With OpenCms version 9.5 containers have become much more flexible than before. In particular three features have been added:

  • containers can be nested
  • containers can have permissions attached
  • containers can have a param attribute that can be evaluated in formatters
  • containers can display a default text if they are empty

In this demo we explore all of these features. We define a layout content that exposes one, two or three nested containers. Via the layout content, you can also set which users can add or remove contents in the exposed containers.

The example is simple, but somehow artificial. A real use-case where all the new features play together is the grid demo shipped with OpenCms 9.5. In this demo the template is designed as in a modular construction system:

  • A template jsp exposes just one container where only template developers can add contents.
  • In the template's container, template developers can place template rows that expose new containers (where the template developer can decide who can add contents)
  • In containers exposed by template rows it is allowed to place layout rows, which themselves make up new containers.
  • The param attribute is used to forward information from template row containers to layout rows.

That everything fits together perfectly in the demo, other features are used as well:

  • Element views are used prevent edit points from overlapping and have a clear focus on what you are editing
  • Permissions on resource types are used allow adding and editing template rows only for template developers and to allow element authors to add layout rows - but not to add new ones.

The result

The result shows a layout element that exposes different containers.

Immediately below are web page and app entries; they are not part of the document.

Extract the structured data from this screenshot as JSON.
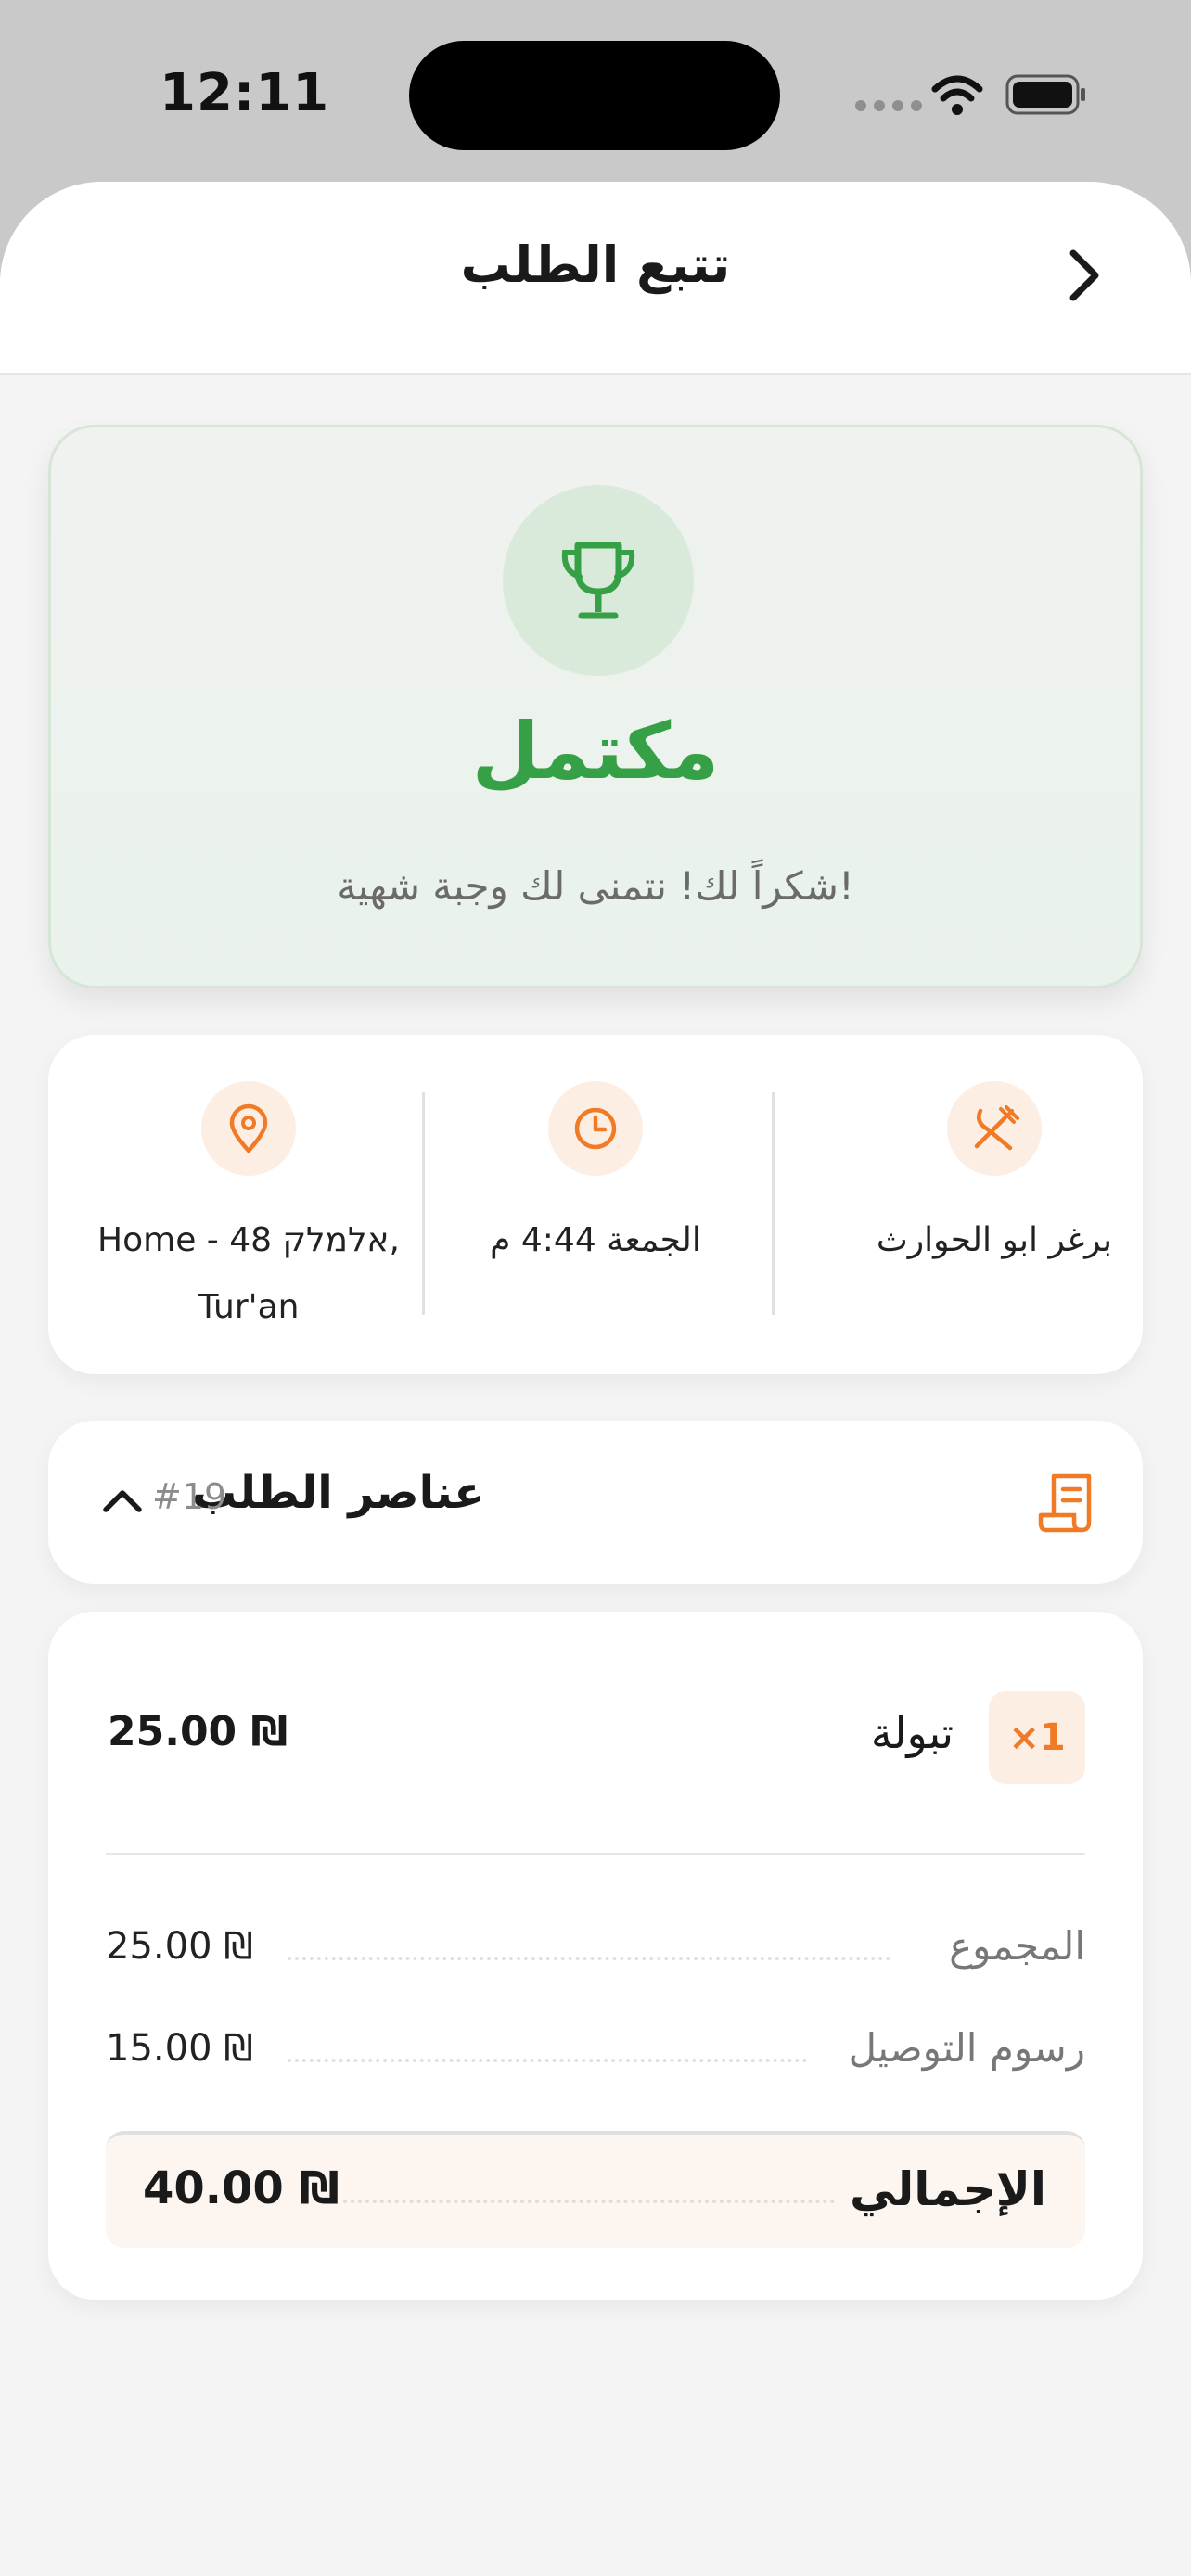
{
  "status_bar": {
    "time": "12:11"
  },
  "header": {
    "title": "تتبع الطلب"
  },
  "status": {
    "title": "مكتمل",
    "message": "شكراً لك! نتمنى لك وجبة شهية!",
    "color": "#35a046"
  },
  "info": {
    "restaurant": "برغر ابو الحوارث",
    "time": "الجمعة 4:44 م",
    "address_line1": "Home - אלמלק 48,",
    "address_line2": "Tur'an"
  },
  "items_section": {
    "title": "عناصر الطلب",
    "order_number": "#19"
  },
  "items": [
    {
      "quantity": "×1",
      "name": "تبولة",
      "price": "₪ 25.00"
    }
  ],
  "summary": {
    "subtotal_label": "المجموع",
    "subtotal_value": "₪ 25.00",
    "delivery_label": "رسوم التوصيل",
    "delivery_value": "₪ 15.00",
    "total_label": "الإجمالي",
    "total_value": "₪ 40.00"
  },
  "colors": {
    "accent": "#f07a26",
    "success": "#35a046"
  }
}
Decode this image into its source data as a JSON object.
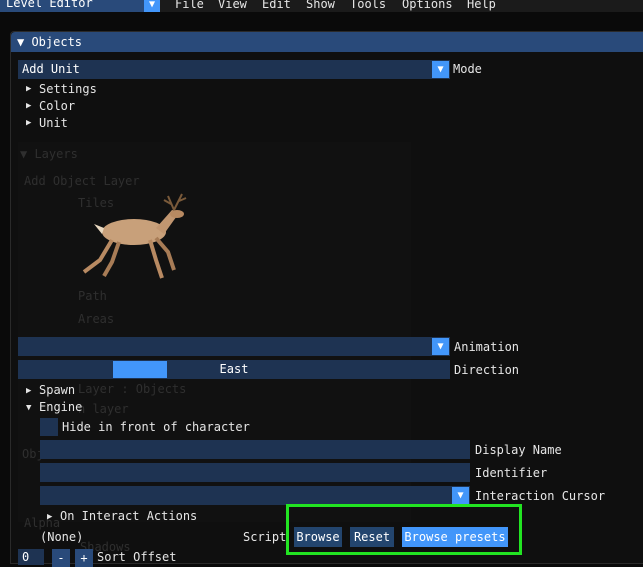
{
  "menubar": {
    "editor_select": "Level Editor",
    "items": [
      "File",
      "View",
      "Edit",
      "Show",
      "Tools",
      "Options",
      "Help"
    ]
  },
  "window": {
    "title": "▼ Objects",
    "mode": {
      "value": "Add Unit",
      "label": "Mode"
    },
    "tree": [
      {
        "arrow": "▶",
        "label": "Settings"
      },
      {
        "arrow": "▶",
        "label": "Color"
      },
      {
        "arrow": "▶",
        "label": "Unit"
      }
    ],
    "background_layers": {
      "header": "▼ Layers",
      "add_label": "Add Object Layer",
      "items": [
        "Tiles",
        "Path",
        "Areas",
        "Layer : Objects",
        "n layer",
        "Alpha",
        "Shadows"
      ],
      "misc": [
        "Objec",
        "Alpha"
      ]
    },
    "animation": {
      "value": "",
      "label": "Animation"
    },
    "direction": {
      "value": "East",
      "label": "Direction",
      "slider_fraction": 0.25
    },
    "spawn": {
      "arrow": "▶",
      "label": "Spawn"
    },
    "engine": {
      "arrow": "▼",
      "label": "Engine"
    },
    "hide_in_front": {
      "label": "Hide in front of character",
      "checked": false
    },
    "display_name": {
      "value": "",
      "label": "Display Name"
    },
    "identifier": {
      "value": "",
      "label": "Identifier"
    },
    "interaction_cursor": {
      "value": "",
      "label": "Interaction Cursor"
    },
    "on_interact": {
      "arrow": "▶",
      "label": "On Interact Actions"
    },
    "script": {
      "value": "(None)",
      "label": "Script"
    },
    "buttons": {
      "browse": "Browse",
      "reset": "Reset",
      "browse_presets": "Browse presets"
    },
    "sort_offset": {
      "value": "0",
      "minus": "-",
      "plus": "+",
      "label": "Sort Offset"
    }
  },
  "colors": {
    "accent": "#4296fa",
    "frame": "#1e3352",
    "title": "#294a7a",
    "highlight": "#22e422"
  }
}
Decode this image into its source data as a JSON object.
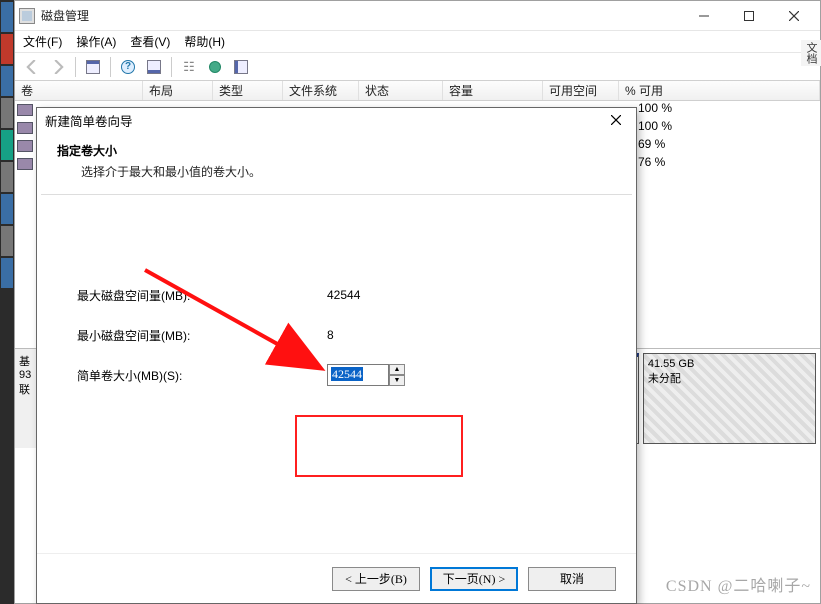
{
  "window": {
    "title": "磁盘管理"
  },
  "menu": {
    "file": "文件(F)",
    "action": "操作(A)",
    "view": "查看(V)",
    "help": "帮助(H)"
  },
  "columns": {
    "vol": "卷",
    "layout": "布局",
    "type": "类型",
    "fs": "文件系统",
    "status": "状态",
    "capacity": "容量",
    "free": "可用空间",
    "pct": "% 可用"
  },
  "pct_rows": [
    "100 %",
    "100 %",
    "69 %",
    "76 %"
  ],
  "disk_lower": {
    "left1": "基",
    "left2": "93",
    "left3": "联",
    "unalloc_size": "41.55 GB",
    "unalloc_label": "未分配"
  },
  "dialog": {
    "title": "新建简单卷向导",
    "heading": "指定卷大小",
    "subheading": "选择介于最大和最小值的卷大小。",
    "max_label": "最大磁盘空间量(MB):",
    "max_value": "42544",
    "min_label": "最小磁盘空间量(MB):",
    "min_value": "8",
    "size_label": "简单卷大小(MB)(S):",
    "size_value": "42544",
    "back": "< 上一步(B)",
    "next": "下一页(N) >",
    "cancel": "取消"
  },
  "watermark": "CSDN @二哈喇子~",
  "side_text": "文档"
}
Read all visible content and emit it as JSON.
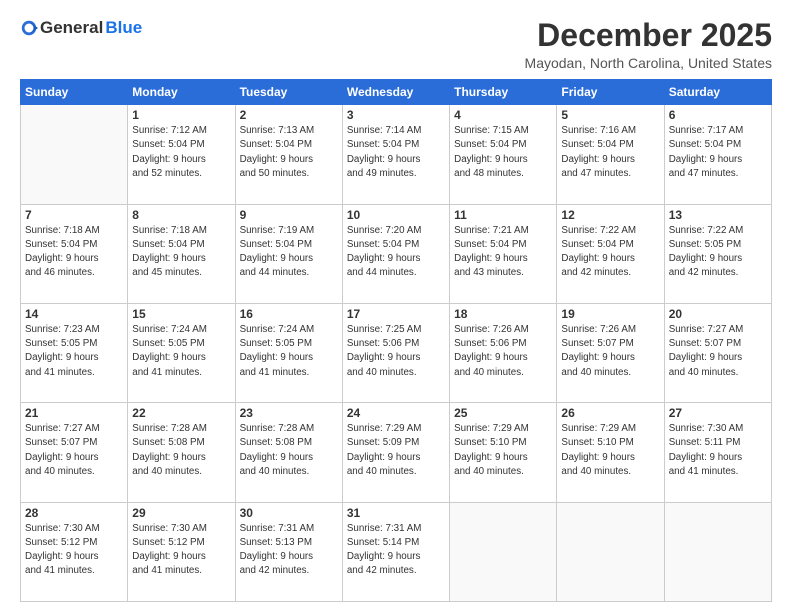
{
  "logo": {
    "general": "General",
    "blue": "Blue"
  },
  "header": {
    "month": "December 2025",
    "location": "Mayodan, North Carolina, United States"
  },
  "days_of_week": [
    "Sunday",
    "Monday",
    "Tuesday",
    "Wednesday",
    "Thursday",
    "Friday",
    "Saturday"
  ],
  "weeks": [
    [
      {
        "day": "",
        "info": ""
      },
      {
        "day": "1",
        "info": "Sunrise: 7:12 AM\nSunset: 5:04 PM\nDaylight: 9 hours\nand 52 minutes."
      },
      {
        "day": "2",
        "info": "Sunrise: 7:13 AM\nSunset: 5:04 PM\nDaylight: 9 hours\nand 50 minutes."
      },
      {
        "day": "3",
        "info": "Sunrise: 7:14 AM\nSunset: 5:04 PM\nDaylight: 9 hours\nand 49 minutes."
      },
      {
        "day": "4",
        "info": "Sunrise: 7:15 AM\nSunset: 5:04 PM\nDaylight: 9 hours\nand 48 minutes."
      },
      {
        "day": "5",
        "info": "Sunrise: 7:16 AM\nSunset: 5:04 PM\nDaylight: 9 hours\nand 47 minutes."
      },
      {
        "day": "6",
        "info": "Sunrise: 7:17 AM\nSunset: 5:04 PM\nDaylight: 9 hours\nand 47 minutes."
      }
    ],
    [
      {
        "day": "7",
        "info": "Sunrise: 7:18 AM\nSunset: 5:04 PM\nDaylight: 9 hours\nand 46 minutes."
      },
      {
        "day": "8",
        "info": "Sunrise: 7:18 AM\nSunset: 5:04 PM\nDaylight: 9 hours\nand 45 minutes."
      },
      {
        "day": "9",
        "info": "Sunrise: 7:19 AM\nSunset: 5:04 PM\nDaylight: 9 hours\nand 44 minutes."
      },
      {
        "day": "10",
        "info": "Sunrise: 7:20 AM\nSunset: 5:04 PM\nDaylight: 9 hours\nand 44 minutes."
      },
      {
        "day": "11",
        "info": "Sunrise: 7:21 AM\nSunset: 5:04 PM\nDaylight: 9 hours\nand 43 minutes."
      },
      {
        "day": "12",
        "info": "Sunrise: 7:22 AM\nSunset: 5:04 PM\nDaylight: 9 hours\nand 42 minutes."
      },
      {
        "day": "13",
        "info": "Sunrise: 7:22 AM\nSunset: 5:05 PM\nDaylight: 9 hours\nand 42 minutes."
      }
    ],
    [
      {
        "day": "14",
        "info": "Sunrise: 7:23 AM\nSunset: 5:05 PM\nDaylight: 9 hours\nand 41 minutes."
      },
      {
        "day": "15",
        "info": "Sunrise: 7:24 AM\nSunset: 5:05 PM\nDaylight: 9 hours\nand 41 minutes."
      },
      {
        "day": "16",
        "info": "Sunrise: 7:24 AM\nSunset: 5:05 PM\nDaylight: 9 hours\nand 41 minutes."
      },
      {
        "day": "17",
        "info": "Sunrise: 7:25 AM\nSunset: 5:06 PM\nDaylight: 9 hours\nand 40 minutes."
      },
      {
        "day": "18",
        "info": "Sunrise: 7:26 AM\nSunset: 5:06 PM\nDaylight: 9 hours\nand 40 minutes."
      },
      {
        "day": "19",
        "info": "Sunrise: 7:26 AM\nSunset: 5:07 PM\nDaylight: 9 hours\nand 40 minutes."
      },
      {
        "day": "20",
        "info": "Sunrise: 7:27 AM\nSunset: 5:07 PM\nDaylight: 9 hours\nand 40 minutes."
      }
    ],
    [
      {
        "day": "21",
        "info": "Sunrise: 7:27 AM\nSunset: 5:07 PM\nDaylight: 9 hours\nand 40 minutes."
      },
      {
        "day": "22",
        "info": "Sunrise: 7:28 AM\nSunset: 5:08 PM\nDaylight: 9 hours\nand 40 minutes."
      },
      {
        "day": "23",
        "info": "Sunrise: 7:28 AM\nSunset: 5:08 PM\nDaylight: 9 hours\nand 40 minutes."
      },
      {
        "day": "24",
        "info": "Sunrise: 7:29 AM\nSunset: 5:09 PM\nDaylight: 9 hours\nand 40 minutes."
      },
      {
        "day": "25",
        "info": "Sunrise: 7:29 AM\nSunset: 5:10 PM\nDaylight: 9 hours\nand 40 minutes."
      },
      {
        "day": "26",
        "info": "Sunrise: 7:29 AM\nSunset: 5:10 PM\nDaylight: 9 hours\nand 40 minutes."
      },
      {
        "day": "27",
        "info": "Sunrise: 7:30 AM\nSunset: 5:11 PM\nDaylight: 9 hours\nand 41 minutes."
      }
    ],
    [
      {
        "day": "28",
        "info": "Sunrise: 7:30 AM\nSunset: 5:12 PM\nDaylight: 9 hours\nand 41 minutes."
      },
      {
        "day": "29",
        "info": "Sunrise: 7:30 AM\nSunset: 5:12 PM\nDaylight: 9 hours\nand 41 minutes."
      },
      {
        "day": "30",
        "info": "Sunrise: 7:31 AM\nSunset: 5:13 PM\nDaylight: 9 hours\nand 42 minutes."
      },
      {
        "day": "31",
        "info": "Sunrise: 7:31 AM\nSunset: 5:14 PM\nDaylight: 9 hours\nand 42 minutes."
      },
      {
        "day": "",
        "info": ""
      },
      {
        "day": "",
        "info": ""
      },
      {
        "day": "",
        "info": ""
      }
    ]
  ]
}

Click on the upper-right edit point in the result to edit the layout element. For each container the layout element introduces, edit permissions can be set via "EditableBy". Here you can choose roles - log in as a user that has not the required role to experience that you can not add or delete elements from the container. In general, it is also possible to set edit permissions for groups or single users.

Play with the layout element and drop elements in the containers exposed by the layout element. You can also add another layout element. Be aware that the demo articles will only fit in containers of type "nested-demo-content".


Demo article

I'm just a normal demo article.

Value of my containers param attribute: 1 of 2


Example resources and the interesting spots

The most interesting spots are the formatter of the layout element and its configuration.

2.1 Formatter of the layout element

The formatter of the layout element renders the containers as specified in content. Here's how that works:

<%@page buffer="none" session="false" trimDirectiveWhitespaces="true" taglibs="c,cms,fmt,fn" %>
<cms:formatter var="content">
	<div class="row">
	<c:set var="containers" value="${content.valueList.Container}" />
	<c:set var="containerNum" value="${cms:getListSize(containers)}" />
	<c:set var="containerCols">
		<fmt:formatNumber value="${12 div containerNum}" maxFractionDigits="0" />
	<c:forEach var="container" items="${containers}">
		<div class="col-lg-${containerCols} col-md-${containerCols} 
		     col-sm-${containerCols} col-xs-${containerCols}">
			<cms:container name="${container.value.Id}" 
						   tagClass="big-colored-border" param="1 of ${containerNum}">
					Please add content (if you have role "${container.value.EditableBy}")!

The most interesting part is the <cms:container> tag. Using this tag, the formatter exposes a new container. Setting the (optional) attribute editableby, it restricts the users that are able to add or remove contents from the exposed container. Via tagClass we add a css class to the HTML-tag (div) that is rendered for the container. In the example, the gray borders are added by that class. The type attribute is used to specify which formatters can be used in the container and the name attribute becomes (prefixed with the layout element's id) the id of the container in the container page, and the HTML-tag rendered by the container tag. Last but not least, the (optional) param attribute is used to attach some extra data to the container: Here, the information on which container of how many in the containers in the row this one is.

In the body of the <cms:container> tag we placed some HTML. It is shown whenever the container is empty.

2.2 Formatter configuration of the layout element

In the formatter configuration, "Nested containers" has to be checked, since the formatter exposes nested containers.

In our demo example, we also added the css for the big colored border to the formatter configuration as inline style.

The formatter of the demo article - reading the container's extra information

The formatter used for articles in the nested containers read the surounding container's param attribute and output the value. Look for ${cms.container.param} in the formatter code below.

<%@page buffer="none" session="false" taglibs="c,cms" %>
<cms:formatter var="content" val="value" rdfa="rdfa" >
<div style="margin-bottom:30px;" ${not value.Image.isSet?rdfa.Image:""} >
    <div class="headline"><h3 ${rdfa.Title}>${value.Title}</h3></div>
	<c:if test="${value.Image.isSet}">
		<div style="float:left;" ${rdfa.Image}>
			<cms:img src="${value.Image}" height="100" width="300" />
    <div ${content.rdfa.Text}>
	<div style="clear:left;"></div>
	<c:if test="${not empty cms.container.param}">
			Value of my containers param attribute: <em>${cms.container.param}</em>

Of course, the param attribute on containers is very flexible and may have many more realistic use cases than the one shown here.